AOL puts Mailblocks out to pasture
well, it finally happened - AOL has decided to mothball my beloved mailblocks email service and is attempting to move people over to AIM mail.
The mailblocks homepage tells the story:
"Mailblocks Announces Service Discontinuation
Per the email sent to all current Mailblocks customers, the Mailblocks email service will be discontinued on November 16, 2005.
We hope you’ve enjoyed your spam-free Mailblocks account and thank you for your continued support. We apologize for any inconvenience this transition may cause and we hope you continue enjoying our free spam-free and virus-free email service from AIM Mail. "
Mailblocks was great because not only was it a great spam deterrent with challenge/response, but more importantly, it was a rock solid POP3/IMAP server.
Now, i am an atypical user of most software.
Email is no different. i use email as follows:
1) i only use POP. IMAP is way to slow for me, and i'm on the go all the time so i want to make sure i have full copies of all email and attachments. i always leave mail on the server, and have my clients (see next) delete stuff every 30 days or so. I forward a copy of everything to gmail for safekeeping.
2) at any given time, i have 4-5 email clients hitting my mail server. my main laptop, a few computers at home, my blackberry.net service, and whatever phone/PDA i am carrying at the time (sometimes more). This is not trivial!!! Try this with any out-of-the-box Linux or Outlook server and you will get tons of connection timeouts, lost mailbox lock files, and connection kick-offs as multiple clients access the server.
3) i get a LOT of email, and my mailboxes are BIG. I can't have a server that slows down as the mail piles up.
4) i do use the webclient a lot. it's important to have a good webclient as well that i can respond from different email addresses with.
So i am trying out some different services - here are my choices as i see them:

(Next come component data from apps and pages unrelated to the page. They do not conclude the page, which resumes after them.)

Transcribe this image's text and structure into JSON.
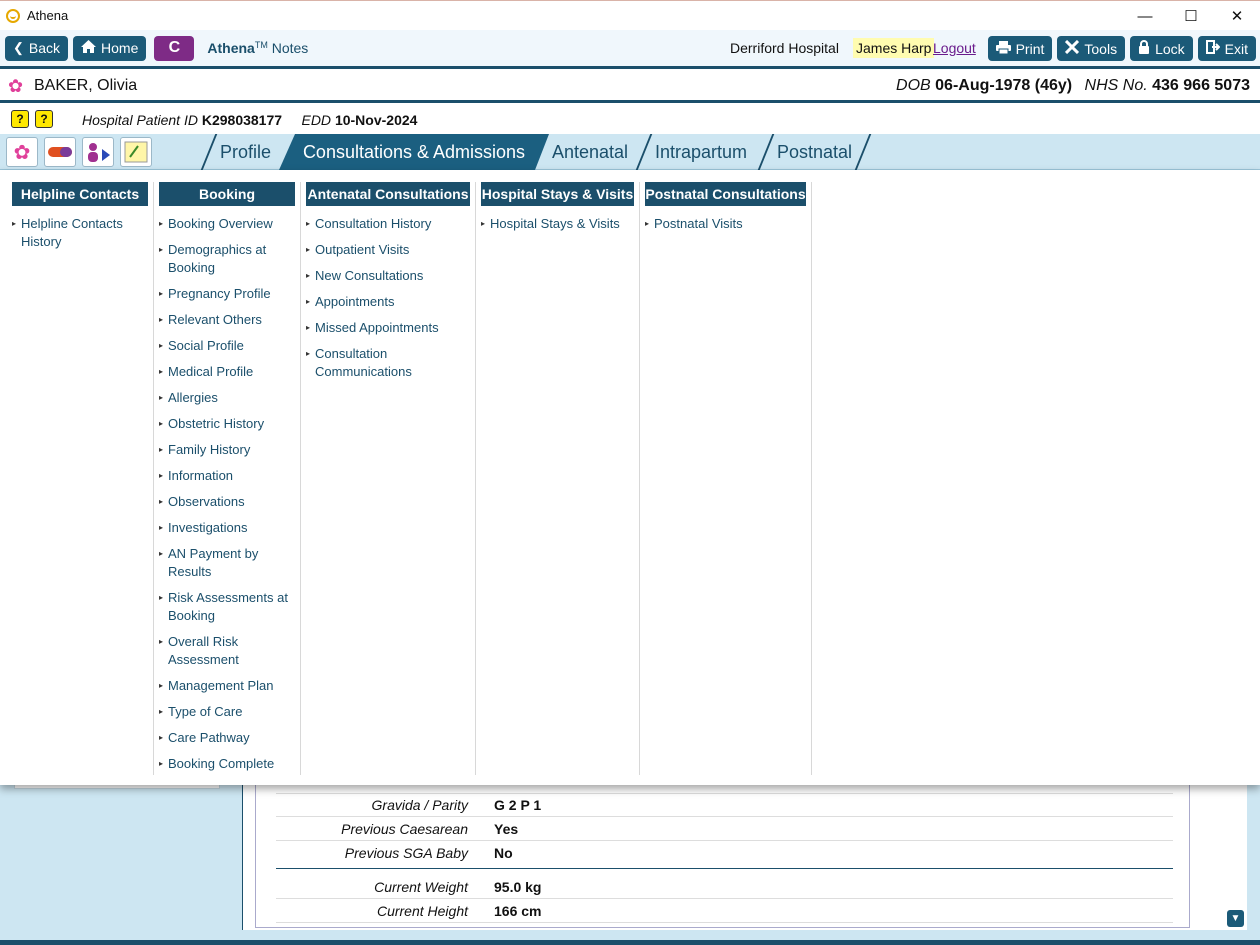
{
  "window": {
    "title": "Athena",
    "minimize": "—",
    "maximize": "☐",
    "close": "✕"
  },
  "toolbar": {
    "back": "Back",
    "home": "Home",
    "c_button": "C",
    "brand_name": "Athena",
    "brand_tm": "TM",
    "brand_suffix": " Notes",
    "hospital": "Derriford Hospital",
    "user": "James Harp",
    "logout": "Logout",
    "print": "Print",
    "tools": "Tools",
    "lock": "Lock",
    "exit": "Exit"
  },
  "patient": {
    "name": "BAKER, Olivia",
    "dob_label": "DOB",
    "dob": "06-Aug-1978 (46y)",
    "nhs_label": "NHS No.",
    "nhs": "436 966 5073"
  },
  "subinfo": {
    "hpid_label": "Hospital Patient ID",
    "hpid": "K298038177",
    "edd_label": "EDD",
    "edd": "10-Nov-2024"
  },
  "tabs": [
    {
      "label": "Profile",
      "active": false
    },
    {
      "label": "Consultations & Admissions",
      "active": true
    },
    {
      "label": "Antenatal",
      "active": false
    },
    {
      "label": "Intrapartum",
      "active": false
    },
    {
      "label": "Postnatal",
      "active": false
    }
  ],
  "menu": {
    "columns": [
      {
        "heading": "Helpline Contacts",
        "items": [
          "Helpline Contacts History"
        ]
      },
      {
        "heading": "Booking",
        "items": [
          "Booking Overview",
          "Demographics at Booking",
          "Pregnancy Profile",
          "Relevant Others",
          "Social Profile",
          "Medical Profile",
          "Allergies",
          "Obstetric History",
          "Family History",
          "Information",
          "Observations",
          "Investigations",
          "AN Payment by Results",
          "Risk Assessments at Booking",
          "Overall Risk Assessment",
          "Management Plan",
          "Type of Care",
          "Care Pathway",
          "Booking Complete"
        ]
      },
      {
        "heading": "Antenatal Consultations",
        "items": [
          "Consultation History",
          "Outpatient Visits",
          "New Consultations",
          "Appointments",
          "Missed Appointments",
          "Consultation Communications"
        ]
      },
      {
        "heading": "Hospital Stays & Visits",
        "items": [
          "Hospital Stays & Visits"
        ]
      },
      {
        "heading": "Postnatal Consultations",
        "items": [
          "Postnatal Visits"
        ]
      }
    ]
  },
  "background": {
    "rows": [
      {
        "label": "Gravida / Parity",
        "value": "G 2 P 1"
      },
      {
        "label": "Previous Caesarean",
        "value": "Yes"
      },
      {
        "label": "Previous SGA Baby",
        "value": "No"
      },
      {
        "label": "Current Weight",
        "value": "95.0 kg"
      },
      {
        "label": "Current Height",
        "value": "166 cm"
      }
    ]
  },
  "colors": {
    "primary": "#1b4f6b",
    "accent": "#7e2b86",
    "tabbar": "#cde6f2"
  }
}
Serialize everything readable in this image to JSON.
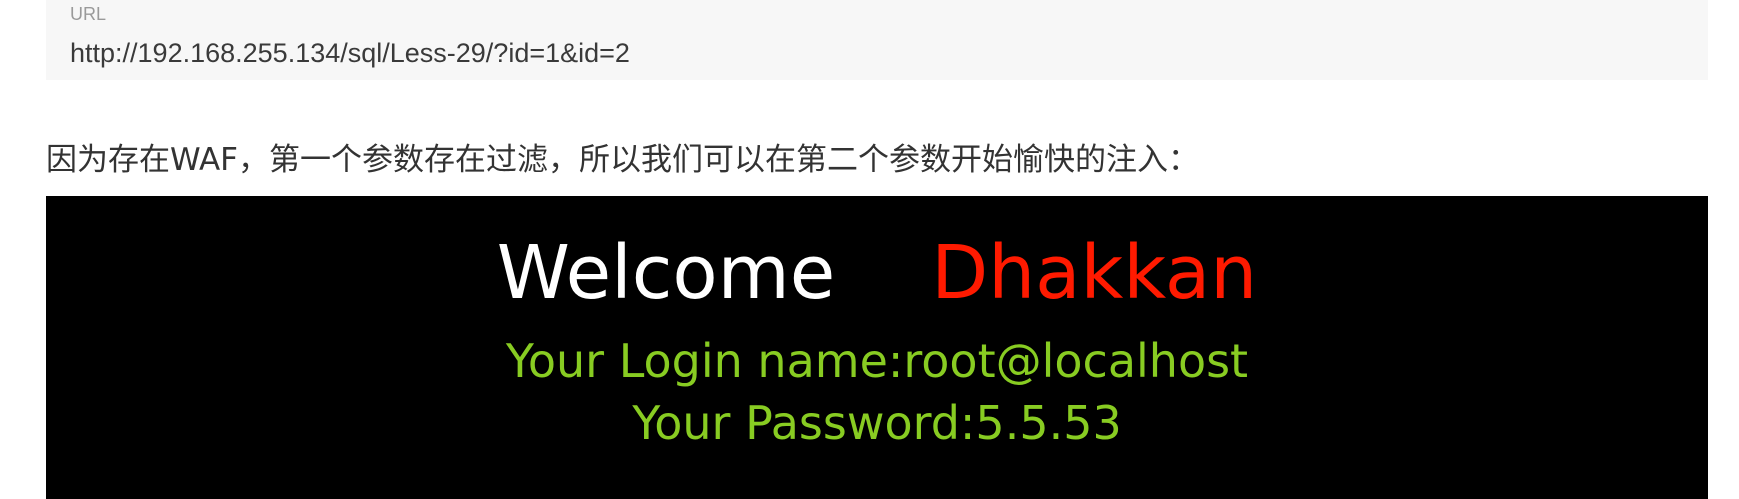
{
  "url_block": {
    "label": "URL",
    "value": "http://192.168.255.134/sql/Less-29/?id=1&id=2"
  },
  "paragraph": "因为存在WAF，第一个参数存在过滤，所以我们可以在第二个参数开始愉快的注入：",
  "terminal": {
    "welcome": "Welcome",
    "name": "Dhakkan",
    "login_line": "Your Login name:root@localhost",
    "password_line": "Your Password:5.5.53",
    "colors": {
      "background": "#000000",
      "welcome": "#ffffff",
      "name": "#ff1a00",
      "info": "#88cc22"
    }
  }
}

1. Gmail - gmail has free POP access, but it's only on secure ports over SSL. I also hate their threading on the web client. their spam filter doesn't seem to really do the job for me either.
2. Yahoo! Mail - I love the new beta Yahoo! Mail interface, but POP access is a premium service. might be worth it if nothing else works.
3. AIM Mail - AOL is making a resurgence - perhaps i should put my eggs in the hands of the same team that created Mailblocks. They do have free POP.
At any rate, I plan to do a bake-off and see who does best to meet my needs. I'll keep y'all posted.